On top of that, it is indirectly linked to the KL-Singapore HSR project. Once China Railway Engineering Corp (CREC), the Chinese partner in the deal, gains access into Bandar Malaysia, it will most likely be rewarded the prize HSR contract as well.
This multi-billion ringgit deal spells superior strategic values for both governments to an extent that calling it off is a no-no.
But the impossible is now becoming reality, all out of the blue. No forewarning. Even the PM’s visit to Bandar Malaysia had to be canceled last minute.
The reason for the deal’s collapse, according to a statement issued by TRX City Sdn Bhd, a unit of the finance ministry, has been the failure of IWH-CREC Sdn Bhd (ICSB) to meet the payment obligations.
In the meantime, The Wall Street Journal reported that the Chinese authorities had not approved CREC’s investment.
Nonetheless, ICSB’s response has been thought-provoking, arguing that TRX City’s statement had not fully and accurately reflected the actual situation.
TRX City’s reason, to a certain extent, is not totally unfounded. For the past few months the Chinese government has been adopting strong-handed measures to control capital outflows, and this has indeed affected the oversea investments of some companies.
CREC’s investment could have been among the affected projects.
Decent as it sounds, the reason provided is nevertheless unconvincing.
Beijing’s priority is oversea infrastructural projects in line with its One Belt One Road principle.
Bandar Malaysia is an enormous strategic infrastructural project in Malaysia, while the country’s geographical location is well placed to meet Beijing’s OBOR aspirations. And it also goes perfectly well with China’s strategy to have a government-linked company holding a substantial stake in Bandar Malaysia.
Dropping the deal will also mean China’s plan to tender the HSR project could be in trouble now, besides affecting the mutual trust basis built with Malaysia.
Another speculation is evolved not around the Chinese government but our own, meaning the cancellation of the deal is not economic but political in nature.
Those buying this supposition feel that the opposition, in particular Tun Mahathir, has been constantly lashing out at the government for “selling” Malaysia to China, in the Malay society, Bandar Malaysia being a strong evidence repeatedly brought up.
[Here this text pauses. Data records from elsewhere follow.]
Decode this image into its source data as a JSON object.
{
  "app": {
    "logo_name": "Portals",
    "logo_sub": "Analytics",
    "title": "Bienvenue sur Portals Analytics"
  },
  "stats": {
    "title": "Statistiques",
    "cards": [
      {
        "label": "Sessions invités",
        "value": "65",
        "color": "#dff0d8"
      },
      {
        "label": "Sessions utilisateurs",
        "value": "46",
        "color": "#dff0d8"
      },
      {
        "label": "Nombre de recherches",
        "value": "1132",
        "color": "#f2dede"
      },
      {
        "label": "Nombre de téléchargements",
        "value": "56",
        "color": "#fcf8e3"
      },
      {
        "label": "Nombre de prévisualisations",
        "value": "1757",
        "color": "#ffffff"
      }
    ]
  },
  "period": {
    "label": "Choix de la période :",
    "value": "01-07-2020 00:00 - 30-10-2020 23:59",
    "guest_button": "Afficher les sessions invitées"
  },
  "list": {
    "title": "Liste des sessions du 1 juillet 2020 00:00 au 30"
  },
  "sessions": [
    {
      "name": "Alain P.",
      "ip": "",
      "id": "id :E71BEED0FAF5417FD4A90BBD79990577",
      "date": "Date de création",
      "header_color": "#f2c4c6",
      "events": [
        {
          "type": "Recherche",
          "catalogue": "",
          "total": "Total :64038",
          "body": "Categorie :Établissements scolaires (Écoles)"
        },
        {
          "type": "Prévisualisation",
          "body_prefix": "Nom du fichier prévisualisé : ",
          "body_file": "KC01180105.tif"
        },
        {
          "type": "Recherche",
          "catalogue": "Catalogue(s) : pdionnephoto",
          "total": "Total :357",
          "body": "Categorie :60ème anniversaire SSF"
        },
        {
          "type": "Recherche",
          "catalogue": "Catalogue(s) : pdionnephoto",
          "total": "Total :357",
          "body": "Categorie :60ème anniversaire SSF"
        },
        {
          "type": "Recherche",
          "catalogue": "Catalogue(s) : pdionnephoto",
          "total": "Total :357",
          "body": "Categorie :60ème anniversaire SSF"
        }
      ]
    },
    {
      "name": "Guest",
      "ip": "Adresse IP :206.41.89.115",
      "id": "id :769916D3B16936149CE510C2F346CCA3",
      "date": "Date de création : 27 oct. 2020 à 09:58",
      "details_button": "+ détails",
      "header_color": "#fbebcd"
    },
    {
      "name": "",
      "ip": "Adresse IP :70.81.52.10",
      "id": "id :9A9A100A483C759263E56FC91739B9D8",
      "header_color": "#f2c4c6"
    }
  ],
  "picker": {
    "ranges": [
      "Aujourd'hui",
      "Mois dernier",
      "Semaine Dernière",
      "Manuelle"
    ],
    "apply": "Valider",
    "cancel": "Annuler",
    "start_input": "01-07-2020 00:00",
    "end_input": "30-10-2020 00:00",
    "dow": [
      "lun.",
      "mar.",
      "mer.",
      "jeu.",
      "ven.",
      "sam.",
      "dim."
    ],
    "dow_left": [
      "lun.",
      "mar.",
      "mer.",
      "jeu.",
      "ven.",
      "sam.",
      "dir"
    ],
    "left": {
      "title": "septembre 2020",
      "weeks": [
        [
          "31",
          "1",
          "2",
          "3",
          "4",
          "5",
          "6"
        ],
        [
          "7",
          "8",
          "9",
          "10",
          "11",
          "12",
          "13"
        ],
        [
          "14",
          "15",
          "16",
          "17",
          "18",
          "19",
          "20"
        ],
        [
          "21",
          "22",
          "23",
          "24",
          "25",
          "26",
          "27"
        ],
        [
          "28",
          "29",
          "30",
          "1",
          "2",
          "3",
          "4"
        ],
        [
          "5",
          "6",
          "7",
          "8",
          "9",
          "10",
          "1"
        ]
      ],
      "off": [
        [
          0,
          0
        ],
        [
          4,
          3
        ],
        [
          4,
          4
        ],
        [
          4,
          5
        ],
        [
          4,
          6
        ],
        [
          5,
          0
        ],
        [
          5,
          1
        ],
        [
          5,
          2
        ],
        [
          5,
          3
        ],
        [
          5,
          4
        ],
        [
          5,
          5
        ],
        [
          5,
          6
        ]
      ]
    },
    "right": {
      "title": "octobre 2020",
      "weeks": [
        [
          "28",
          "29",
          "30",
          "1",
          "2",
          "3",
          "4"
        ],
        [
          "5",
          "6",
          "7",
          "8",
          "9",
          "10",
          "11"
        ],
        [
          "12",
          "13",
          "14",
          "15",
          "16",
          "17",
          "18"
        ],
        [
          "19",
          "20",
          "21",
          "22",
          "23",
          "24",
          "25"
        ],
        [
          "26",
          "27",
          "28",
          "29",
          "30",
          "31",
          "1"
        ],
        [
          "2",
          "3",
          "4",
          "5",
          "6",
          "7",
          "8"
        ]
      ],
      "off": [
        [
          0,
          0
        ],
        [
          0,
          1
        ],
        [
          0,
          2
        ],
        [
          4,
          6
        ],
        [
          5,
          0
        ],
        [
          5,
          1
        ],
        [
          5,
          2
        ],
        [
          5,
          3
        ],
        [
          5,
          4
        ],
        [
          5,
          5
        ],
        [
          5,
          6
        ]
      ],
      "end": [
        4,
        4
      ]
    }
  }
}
Najib is worried that this will jeopardize Umno’s support among the Malays, and has therefore taken the initiative to axe the deal.
To be honest, I have reservations about this school of thought.
The allegation that the government is selling Malaysia to China is more an outcome of political manipulations than anything else. It is unlikely that Najib would want to sacrifice this pet project — one that he intends to leave behind as a legacy of his administration — yet to pose any actual threat to him, unless he has in mind a better buyer to whom he can entrust the Bandar Malaysia and HSR projects.
His fears now are the resurrection of 1MDB debt scandal and the unpredictability surrounding Bandar Malaysia and HSR projects.